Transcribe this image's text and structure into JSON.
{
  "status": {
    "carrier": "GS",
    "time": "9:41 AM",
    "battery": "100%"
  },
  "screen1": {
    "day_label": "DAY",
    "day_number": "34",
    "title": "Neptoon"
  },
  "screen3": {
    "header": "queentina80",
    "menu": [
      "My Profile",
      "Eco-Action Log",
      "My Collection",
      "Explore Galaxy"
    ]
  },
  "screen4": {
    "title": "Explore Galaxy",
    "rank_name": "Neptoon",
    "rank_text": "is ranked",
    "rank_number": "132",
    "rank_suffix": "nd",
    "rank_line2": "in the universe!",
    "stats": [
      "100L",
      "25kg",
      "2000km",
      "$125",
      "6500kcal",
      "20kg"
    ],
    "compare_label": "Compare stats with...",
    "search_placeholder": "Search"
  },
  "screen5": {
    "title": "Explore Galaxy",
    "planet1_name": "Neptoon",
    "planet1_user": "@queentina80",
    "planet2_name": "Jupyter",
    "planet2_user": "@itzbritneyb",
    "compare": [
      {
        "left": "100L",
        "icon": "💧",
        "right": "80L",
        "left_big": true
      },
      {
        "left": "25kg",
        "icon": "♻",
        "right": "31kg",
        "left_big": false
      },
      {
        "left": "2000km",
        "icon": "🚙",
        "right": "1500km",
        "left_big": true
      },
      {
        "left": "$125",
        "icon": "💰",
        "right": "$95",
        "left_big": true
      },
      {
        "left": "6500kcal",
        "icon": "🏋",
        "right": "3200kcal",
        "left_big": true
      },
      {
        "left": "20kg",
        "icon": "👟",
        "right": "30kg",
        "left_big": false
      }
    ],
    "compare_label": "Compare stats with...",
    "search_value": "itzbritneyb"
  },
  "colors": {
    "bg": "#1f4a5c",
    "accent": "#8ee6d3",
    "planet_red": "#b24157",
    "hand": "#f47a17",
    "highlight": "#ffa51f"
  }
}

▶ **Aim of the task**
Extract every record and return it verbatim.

▶ **Your solution**
Transcribe this image's text and structure into JSON.
{
  "status": {
    "carrier": "GS",
    "time": "9:41 AM",
    "battery": "100%"
  },
  "screen1": {
    "day_label": "DAY",
    "day_number": "34",
    "title": "Neptoon"
  },
  "screen3": {
    "header": "queentina80",
    "menu": [
      "My Profile",
      "Eco-Action Log",
      "My Collection",
      "Explore Galaxy"
    ]
  },
  "screen4": {
    "title": "Explore Galaxy",
    "rank_name": "Neptoon",
    "rank_text": "is ranked",
    "rank_number": "132",
    "rank_suffix": "nd",
    "rank_line2": "in the universe!",
    "stats": [
      "100L",
      "25kg",
      "2000km",
      "$125",
      "6500kcal",
      "20kg"
    ],
    "compare_label": "Compare stats with...",
    "search_placeholder": "Search"
  },
  "screen5": {
    "title": "Explore Galaxy",
    "planet1_name": "Neptoon",
    "planet1_user": "@queentina80",
    "planet2_name": "Jupyter",
    "planet2_user": "@itzbritneyb",
    "compare": [
      {
        "left": "100L",
        "icon": "💧",
        "right": "80L",
        "left_big": true
      },
      {
        "left": "25kg",
        "icon": "♻",
        "right": "31kg",
        "left_big": false
      },
      {
        "left": "2000km",
        "icon": "🚙",
        "right": "1500km",
        "left_big": true
      },
      {
        "left": "$125",
        "icon": "💰",
        "right": "$95",
        "left_big": true
      },
      {
        "left": "6500kcal",
        "icon": "🏋",
        "right": "3200kcal",
        "left_big": true
      },
      {
        "left": "20kg",
        "icon": "👟",
        "right": "30kg",
        "left_big": false
      }
    ],
    "compare_label": "Compare stats with...",
    "search_value": "itzbritneyb"
  },
  "colors": {
    "bg": "#1f4a5c",
    "accent": "#8ee6d3",
    "planet_red": "#b24157",
    "hand": "#f47a17",
    "highlight": "#ffa51f"
  }
}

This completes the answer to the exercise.